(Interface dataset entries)
- - - - - - -
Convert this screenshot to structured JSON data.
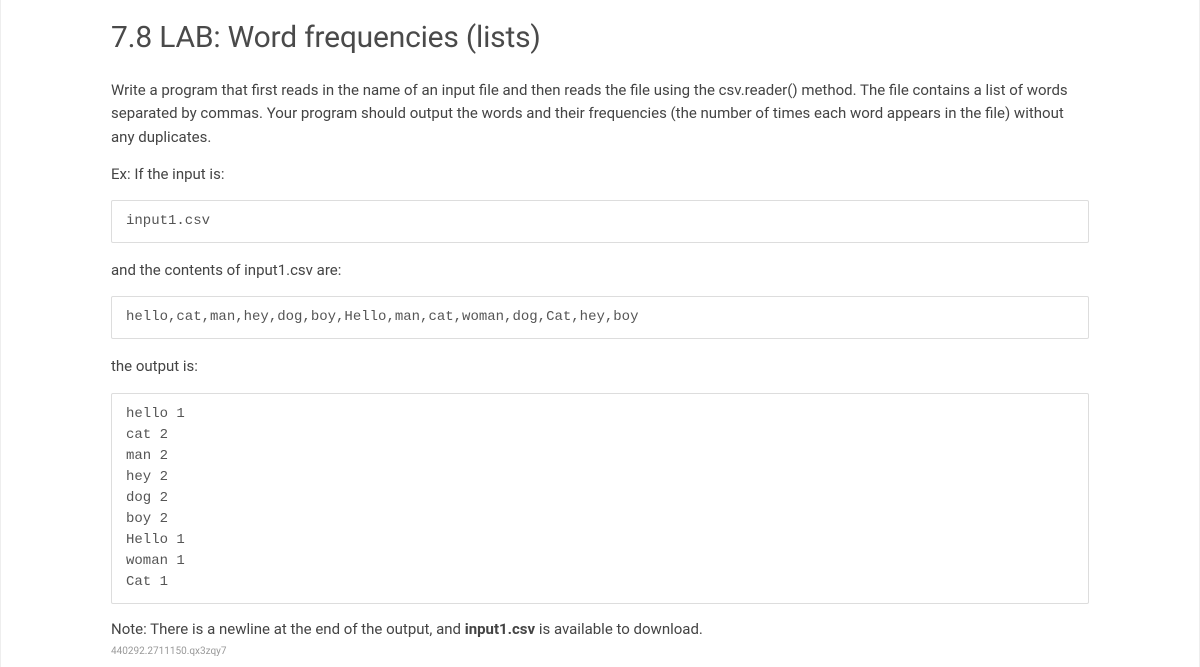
{
  "title": "7.8 LAB: Word frequencies (lists)",
  "intro": "Write a program that first reads in the name of an input file and then reads the file using the csv.reader() method. The file contains a list of words separated by commas. Your program should output the words and their frequencies (the number of times each word appears in the file) without any duplicates.",
  "example_label": "Ex: If the input is:",
  "input_example": "input1.csv",
  "contents_label": "and the contents of input1.csv are:",
  "csv_contents": "hello,cat,man,hey,dog,boy,Hello,man,cat,woman,dog,Cat,hey,boy",
  "output_label": "the output is:",
  "output_example": "hello 1\ncat 2\nman 2\nhey 2\ndog 2\nboy 2\nHello 1\nwoman 1\nCat 1",
  "note_prefix": "Note: There is a newline at the end of the output, and ",
  "note_bold": "input1.csv",
  "note_suffix": " is available to download.",
  "footer_id": "440292.2711150.qx3zqy7"
}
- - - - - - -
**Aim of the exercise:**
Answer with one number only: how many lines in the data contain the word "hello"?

**Reply:**
2